Judge Sokleng added that on July 31 last year, the investigating judge seized Bunroeun’s four villas in Phnom Penh and Pursat province, worth more than $280,000, and impounded his Lexus 570 and Kia Picanto cars, with a combined value of around $93,000.
Deputy court prosecutor Mr Chhay Hong said that since Bunroeun became the director of Pursat land management department in 2016, he allegedly amassed more than $384,000 through bribery; with the majority of the money coming from 140 construction permits.
He said that Vuthy and Buntheng, Bunroeun’s close colleagues, allegedly helped prepare necessary paperwork and documents.
“Vuthy and Buntheng could earn between $2,000 and $3,000 from the ill-gotten money in addition to their salaries every month,” Mr Hong said.
“Based on real evidence the ACU has collected and seized from them, as well as their confessions during the trial, on behalf of the court prosecutor I decide to uphold their charges. I would like to ask the Judges’ Council to seriously punish them in accordance with the law,” he added.
“I recommend the Judges’ Council claim Bunroeun’s four villas, two cars and further assets, which he gained through the ill-gotten money, as the state’s property,” he added.
During Friday’s trial, the trio admitted to committing the crimes, saying that they took bribes because their salaries were low. They said that they earned between $2,000 and $ 3,000 through bribes every month.

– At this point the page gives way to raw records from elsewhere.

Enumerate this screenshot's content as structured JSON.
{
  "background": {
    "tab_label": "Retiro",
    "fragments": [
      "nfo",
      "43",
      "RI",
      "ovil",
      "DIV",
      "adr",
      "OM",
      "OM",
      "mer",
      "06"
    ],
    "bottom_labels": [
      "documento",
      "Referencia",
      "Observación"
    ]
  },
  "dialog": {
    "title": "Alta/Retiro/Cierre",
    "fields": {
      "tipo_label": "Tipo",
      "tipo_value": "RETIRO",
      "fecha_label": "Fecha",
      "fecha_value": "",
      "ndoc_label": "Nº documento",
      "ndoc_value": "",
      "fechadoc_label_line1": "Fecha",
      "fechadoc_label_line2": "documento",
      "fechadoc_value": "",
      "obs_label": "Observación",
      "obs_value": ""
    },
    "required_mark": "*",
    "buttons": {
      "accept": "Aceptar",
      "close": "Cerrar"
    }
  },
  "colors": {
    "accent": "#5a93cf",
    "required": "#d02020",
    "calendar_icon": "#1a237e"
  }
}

“I acknowledge that during my three years as director, I provided a total of 140 illegal services and received more than $270,000 through bribery,” Bunroeun told the court. “But I did not use the ill-gotten money just on myself, alone. I spent some of it on road repairs, irrigation system restoration, well-digging and health educational programmes for villagers and people living in impoverished areas or poor communities in Pursat province,” he said.
The three men pleaded for leniency, with Bunroeun citing health issues as a reason for the court to suspend or reduce his imminent jail sentence. “I am now living with diabetes and high blood pressure, so I ask the court to take that into account. I need to get medical treatment,” he said.
A verdict is due February 27.